What is Data Warehouse Software?
A data warehouse is a database designed for data analysis instead of standard transactional processing. A data warehouse acts as a conduit between operational data stores and supports analytics on the composite data. Slices of data from the warehouse—e.g. summary data for a single department to use, like sales or finance—are stored in a “data mart” for quick access.
In order for a data warehouse to support decision-making effectively, data extracted from various data sources and loaded into the warehouse is normalized. It can be organized into tables, cleaned of redundancy and transformed for consistency. The process by which this happens is called Extract, Transform, and Load (ETL). Once appropriately structured data is made available for querying and analysis.
Data Warehouse Features & Capabilities
To support analyses data warehouses provide the following capabilities:
Associated input, extract, and data management tools for preparation
Extract from a multitude of source file types (flat files, excel, application data, etc.)
May load & normalize structured, semi-structured, or unstructured data
Data transformation (cleansing, deduplication, consistency)
Data reconciliation for various naming conventions
Native & autonomous storage and processing optimization
Provide a 360 view of all enterprise data
Multiple deployment options (private or public cloud, on-premise, hybrid cloud)
Available as-a-service (automated infrastructure management)
Integrated machine-learning algorithms, AI
Access controlled data sharing, data mart
Deploy virtualized data warehouse for extra security, access control
In-built data encryption for high-security needs
Data warehouses from full-stack vendors are often sold as standalone products that must be integrated with other tools.
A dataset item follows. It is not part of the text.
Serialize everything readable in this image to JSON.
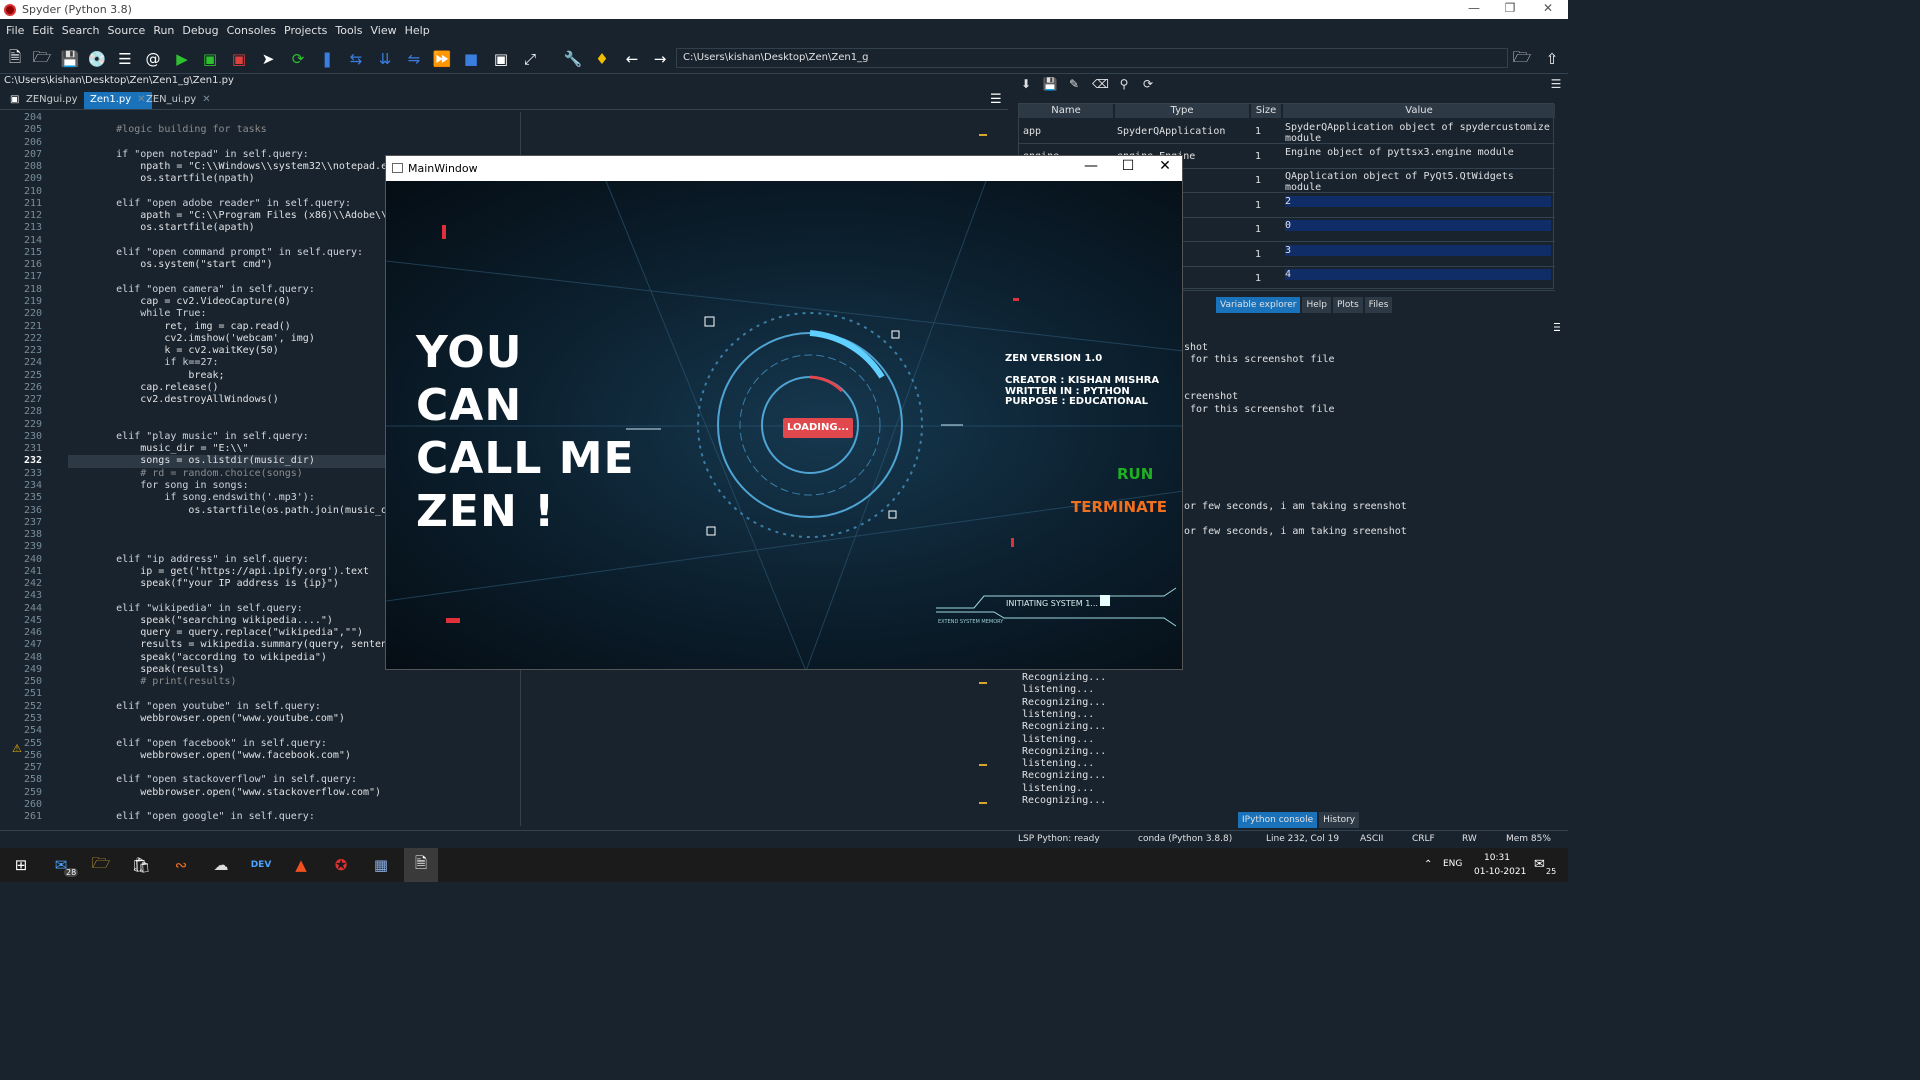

Many data warehouses can be deployed and tested with ease under a free trial for 30 or 60 days. Vendors compete on performance but also pricing. Many popular data warehouses feature on-demand pricing, based on (for instance) compute per second. Alternately, some vendors offer a reduction in on-demand pricing for annual or multi-year commitments.
Data Warehouse Comparison
Integrations: Data warehouses are built to store and analyze data from different sources. When selecting a data warehouse, be sure to select one that has built-in connectors for the sources you need to pull in data from, or supports the building of custom integrations.
Performance: Some data warehouses support extremely fast performance, with some able to process tens of trillions of tables in a single day. With high performance usually comes a higher cost, though, so consider how much data analysis and manipulation you expect to perform in a day and choose a solution that meets those needs but isn’t over the top.
Stability: Many data warehouses claim to achieve near 100% uptime, but a common complaint users list in data warehouse reviews is lack of stability. Be sure to choose a data warehouse with high stability, especially if your business is highly data driven.